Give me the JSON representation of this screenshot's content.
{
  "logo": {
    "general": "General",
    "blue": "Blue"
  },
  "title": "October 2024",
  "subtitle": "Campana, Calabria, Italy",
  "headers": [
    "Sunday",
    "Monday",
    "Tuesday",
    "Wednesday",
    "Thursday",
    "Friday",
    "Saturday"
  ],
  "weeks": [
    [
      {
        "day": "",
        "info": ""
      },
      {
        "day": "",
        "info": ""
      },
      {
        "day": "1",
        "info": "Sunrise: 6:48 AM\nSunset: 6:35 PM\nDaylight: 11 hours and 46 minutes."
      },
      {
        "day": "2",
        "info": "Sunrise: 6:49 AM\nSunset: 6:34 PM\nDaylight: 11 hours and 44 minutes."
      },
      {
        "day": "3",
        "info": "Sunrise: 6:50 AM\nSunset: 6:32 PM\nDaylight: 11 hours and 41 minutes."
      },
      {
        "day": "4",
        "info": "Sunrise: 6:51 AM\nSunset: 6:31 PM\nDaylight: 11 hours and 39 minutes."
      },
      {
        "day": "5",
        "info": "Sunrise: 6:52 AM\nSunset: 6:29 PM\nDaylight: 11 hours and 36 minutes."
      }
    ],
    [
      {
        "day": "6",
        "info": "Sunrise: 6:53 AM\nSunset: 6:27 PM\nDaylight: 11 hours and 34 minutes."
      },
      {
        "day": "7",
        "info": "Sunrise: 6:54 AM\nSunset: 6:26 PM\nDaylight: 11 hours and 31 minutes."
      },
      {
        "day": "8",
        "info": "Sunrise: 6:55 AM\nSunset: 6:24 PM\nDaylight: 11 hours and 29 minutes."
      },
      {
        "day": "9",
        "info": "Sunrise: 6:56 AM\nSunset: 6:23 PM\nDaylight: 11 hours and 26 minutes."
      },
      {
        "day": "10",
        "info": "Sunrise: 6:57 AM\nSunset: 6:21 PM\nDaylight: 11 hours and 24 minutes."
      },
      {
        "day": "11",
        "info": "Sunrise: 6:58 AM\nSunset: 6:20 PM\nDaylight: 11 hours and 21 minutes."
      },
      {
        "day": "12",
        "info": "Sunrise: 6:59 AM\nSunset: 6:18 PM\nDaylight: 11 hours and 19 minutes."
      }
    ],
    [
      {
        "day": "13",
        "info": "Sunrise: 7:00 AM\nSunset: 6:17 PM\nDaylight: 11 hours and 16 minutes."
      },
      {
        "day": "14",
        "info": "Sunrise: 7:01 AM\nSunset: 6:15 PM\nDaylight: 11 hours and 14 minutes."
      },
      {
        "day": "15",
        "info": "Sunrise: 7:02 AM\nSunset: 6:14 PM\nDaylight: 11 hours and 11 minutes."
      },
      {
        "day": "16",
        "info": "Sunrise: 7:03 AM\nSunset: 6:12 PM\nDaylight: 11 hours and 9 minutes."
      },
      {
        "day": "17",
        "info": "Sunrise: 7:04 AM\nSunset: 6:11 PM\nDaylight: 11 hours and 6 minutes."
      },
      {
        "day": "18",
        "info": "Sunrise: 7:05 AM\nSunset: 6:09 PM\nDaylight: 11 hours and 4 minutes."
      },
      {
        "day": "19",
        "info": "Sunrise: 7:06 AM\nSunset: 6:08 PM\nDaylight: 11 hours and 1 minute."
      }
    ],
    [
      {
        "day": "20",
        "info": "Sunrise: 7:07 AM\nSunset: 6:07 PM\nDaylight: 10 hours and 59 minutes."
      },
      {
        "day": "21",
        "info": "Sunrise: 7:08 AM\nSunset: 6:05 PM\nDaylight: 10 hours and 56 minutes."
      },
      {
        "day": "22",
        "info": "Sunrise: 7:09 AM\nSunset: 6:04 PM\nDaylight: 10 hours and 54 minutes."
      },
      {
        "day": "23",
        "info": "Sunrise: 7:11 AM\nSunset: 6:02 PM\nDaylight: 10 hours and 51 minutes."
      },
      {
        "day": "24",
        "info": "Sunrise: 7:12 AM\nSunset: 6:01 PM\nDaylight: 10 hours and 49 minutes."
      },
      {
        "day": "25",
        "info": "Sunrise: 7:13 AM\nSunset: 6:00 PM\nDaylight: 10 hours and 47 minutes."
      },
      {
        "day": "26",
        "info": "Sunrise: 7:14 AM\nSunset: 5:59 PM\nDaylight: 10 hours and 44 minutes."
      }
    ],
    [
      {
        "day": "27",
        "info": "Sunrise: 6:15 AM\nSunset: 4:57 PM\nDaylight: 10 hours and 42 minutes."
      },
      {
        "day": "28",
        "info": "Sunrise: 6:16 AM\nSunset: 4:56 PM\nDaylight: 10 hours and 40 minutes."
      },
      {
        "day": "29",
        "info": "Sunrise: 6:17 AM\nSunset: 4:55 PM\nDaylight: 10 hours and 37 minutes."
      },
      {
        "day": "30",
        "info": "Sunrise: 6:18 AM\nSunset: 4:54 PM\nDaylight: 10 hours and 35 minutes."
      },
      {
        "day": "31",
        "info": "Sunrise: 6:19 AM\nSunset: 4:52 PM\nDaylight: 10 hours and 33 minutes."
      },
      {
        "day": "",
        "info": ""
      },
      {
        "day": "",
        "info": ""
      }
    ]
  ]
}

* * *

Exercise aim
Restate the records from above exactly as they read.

Response
Give me the JSON representation of this screenshot's content.
{
  "logo": {
    "general": "General",
    "blue": "Blue"
  },
  "title": "October 2024",
  "subtitle": "Campana, Calabria, Italy",
  "headers": [
    "Sunday",
    "Monday",
    "Tuesday",
    "Wednesday",
    "Thursday",
    "Friday",
    "Saturday"
  ],
  "weeks": [
    [
      {
        "day": "",
        "info": ""
      },
      {
        "day": "",
        "info": ""
      },
      {
        "day": "1",
        "info": "Sunrise: 6:48 AM\nSunset: 6:35 PM\nDaylight: 11 hours and 46 minutes."
      },
      {
        "day": "2",
        "info": "Sunrise: 6:49 AM\nSunset: 6:34 PM\nDaylight: 11 hours and 44 minutes."
      },
      {
        "day": "3",
        "info": "Sunrise: 6:50 AM\nSunset: 6:32 PM\nDaylight: 11 hours and 41 minutes."
      },
      {
        "day": "4",
        "info": "Sunrise: 6:51 AM\nSunset: 6:31 PM\nDaylight: 11 hours and 39 minutes."
      },
      {
        "day": "5",
        "info": "Sunrise: 6:52 AM\nSunset: 6:29 PM\nDaylight: 11 hours and 36 minutes."
      }
    ],
    [
      {
        "day": "6",
        "info": "Sunrise: 6:53 AM\nSunset: 6:27 PM\nDaylight: 11 hours and 34 minutes."
      },
      {
        "day": "7",
        "info": "Sunrise: 6:54 AM\nSunset: 6:26 PM\nDaylight: 11 hours and 31 minutes."
      },
      {
        "day": "8",
        "info": "Sunrise: 6:55 AM\nSunset: 6:24 PM\nDaylight: 11 hours and 29 minutes."
      },
      {
        "day": "9",
        "info": "Sunrise: 6:56 AM\nSunset: 6:23 PM\nDaylight: 11 hours and 26 minutes."
      },
      {
        "day": "10",
        "info": "Sunrise: 6:57 AM\nSunset: 6:21 PM\nDaylight: 11 hours and 24 minutes."
      },
      {
        "day": "11",
        "info": "Sunrise: 6:58 AM\nSunset: 6:20 PM\nDaylight: 11 hours and 21 minutes."
      },
      {
        "day": "12",
        "info": "Sunrise: 6:59 AM\nSunset: 6:18 PM\nDaylight: 11 hours and 19 minutes."
      }
    ],
    [
      {
        "day": "13",
        "info": "Sunrise: 7:00 AM\nSunset: 6:17 PM\nDaylight: 11 hours and 16 minutes."
      },
      {
        "day": "14",
        "info": "Sunrise: 7:01 AM\nSunset: 6:15 PM\nDaylight: 11 hours and 14 minutes."
      },
      {
        "day": "15",
        "info": "Sunrise: 7:02 AM\nSunset: 6:14 PM\nDaylight: 11 hours and 11 minutes."
      },
      {
        "day": "16",
        "info": "Sunrise: 7:03 AM\nSunset: 6:12 PM\nDaylight: 11 hours and 9 minutes."
      },
      {
        "day": "17",
        "info": "Sunrise: 7:04 AM\nSunset: 6:11 PM\nDaylight: 11 hours and 6 minutes."
      },
      {
        "day": "18",
        "info": "Sunrise: 7:05 AM\nSunset: 6:09 PM\nDaylight: 11 hours and 4 minutes."
      },
      {
        "day": "19",
        "info": "Sunrise: 7:06 AM\nSunset: 6:08 PM\nDaylight: 11 hours and 1 minute."
      }
    ],
    [
      {
        "day": "20",
        "info": "Sunrise: 7:07 AM\nSunset: 6:07 PM\nDaylight: 10 hours and 59 minutes."
      },
      {
        "day": "21",
        "info": "Sunrise: 7:08 AM\nSunset: 6:05 PM\nDaylight: 10 hours and 56 minutes."
      },
      {
        "day": "22",
        "info": "Sunrise: 7:09 AM\nSunset: 6:04 PM\nDaylight: 10 hours and 54 minutes."
      },
      {
        "day": "23",
        "info": "Sunrise: 7:11 AM\nSunset: 6:02 PM\nDaylight: 10 hours and 51 minutes."
      },
      {
        "day": "24",
        "info": "Sunrise: 7:12 AM\nSunset: 6:01 PM\nDaylight: 10 hours and 49 minutes."
      },
      {
        "day": "25",
        "info": "Sunrise: 7:13 AM\nSunset: 6:00 PM\nDaylight: 10 hours and 47 minutes."
      },
      {
        "day": "26",
        "info": "Sunrise: 7:14 AM\nSunset: 5:59 PM\nDaylight: 10 hours and 44 minutes."
      }
    ],
    [
      {
        "day": "27",
        "info": "Sunrise: 6:15 AM\nSunset: 4:57 PM\nDaylight: 10 hours and 42 minutes."
      },
      {
        "day": "28",
        "info": "Sunrise: 6:16 AM\nSunset: 4:56 PM\nDaylight: 10 hours and 40 minutes."
      },
      {
        "day": "29",
        "info": "Sunrise: 6:17 AM\nSunset: 4:55 PM\nDaylight: 10 hours and 37 minutes."
      },
      {
        "day": "30",
        "info": "Sunrise: 6:18 AM\nSunset: 4:54 PM\nDaylight: 10 hours and 35 minutes."
      },
      {
        "day": "31",
        "info": "Sunrise: 6:19 AM\nSunset: 4:52 PM\nDaylight: 10 hours and 33 minutes."
      },
      {
        "day": "",
        "info": ""
      },
      {
        "day": "",
        "info": ""
      }
    ]
  ]
}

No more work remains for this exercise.